# ASSIGNED TASK
Copy all data exactly. Skip pictures.

# INPUT
----
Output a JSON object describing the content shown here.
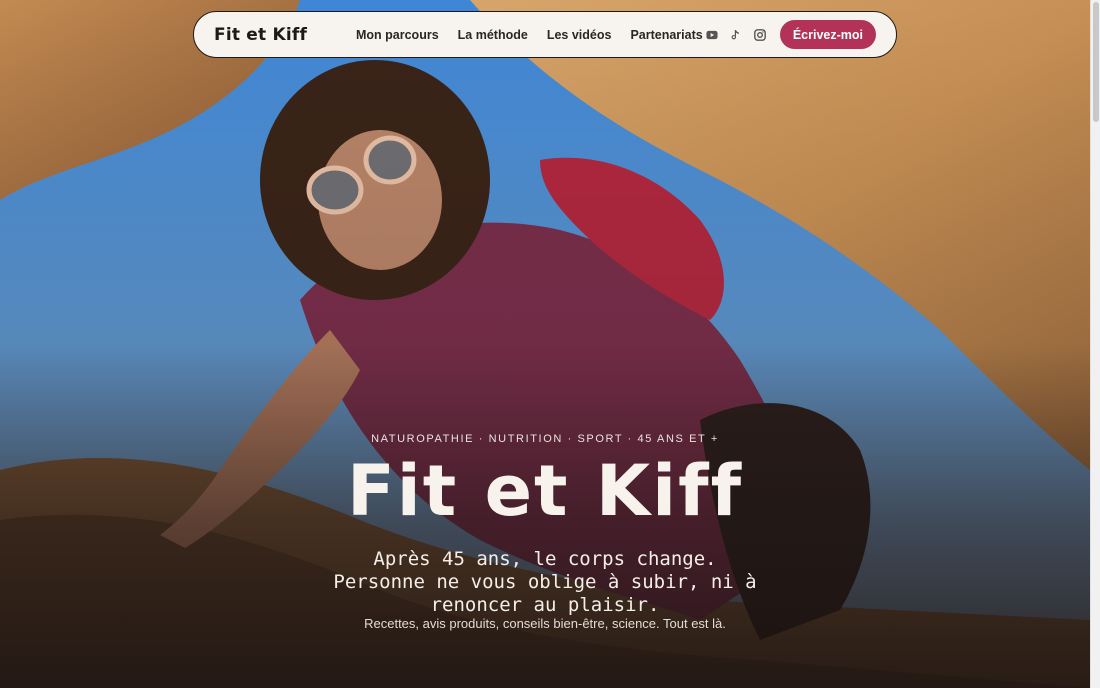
{
  "nav": {
    "brand": "Fit et Kiff",
    "links": [
      "Mon parcours",
      "La méthode",
      "Les vidéos",
      "Partenariats"
    ],
    "social_icons": [
      "youtube-icon",
      "tiktok-icon",
      "instagram-icon"
    ],
    "cta_label": "Écrivez-moi"
  },
  "hero": {
    "kicker": "NATUROPATHIE · NUTRITION · SPORT · 45 ANS ET +",
    "title": "Fit et Kiff",
    "subtitle": "Après 45 ans, le corps change. Personne ne vous oblige à subir, ni à renoncer au plaisir.",
    "lead": "Recettes, avis produits, conseils bien-être, science. Tout est là."
  },
  "colors": {
    "accent": "#b33259",
    "nav_bg": "#f7f3ee",
    "sky": "#4d8fd6",
    "rock": "#c9945c"
  }
}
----
# ANSWER BOX
Output a JSON object describing the content shown here.
{
  "nav": {
    "brand": "Fit et Kiff",
    "links": [
      "Mon parcours",
      "La méthode",
      "Les vidéos",
      "Partenariats"
    ],
    "social_icons": [
      "youtube-icon",
      "tiktok-icon",
      "instagram-icon"
    ],
    "cta_label": "Écrivez-moi"
  },
  "hero": {
    "kicker": "NATUROPATHIE · NUTRITION · SPORT · 45 ANS ET +",
    "title": "Fit et Kiff",
    "subtitle": "Après 45 ans, le corps change. Personne ne vous oblige à subir, ni à renoncer au plaisir.",
    "lead": "Recettes, avis produits, conseils bien-être, science. Tout est là."
  },
  "colors": {
    "accent": "#b33259",
    "nav_bg": "#f7f3ee",
    "sky": "#4d8fd6",
    "rock": "#c9945c"
  }
}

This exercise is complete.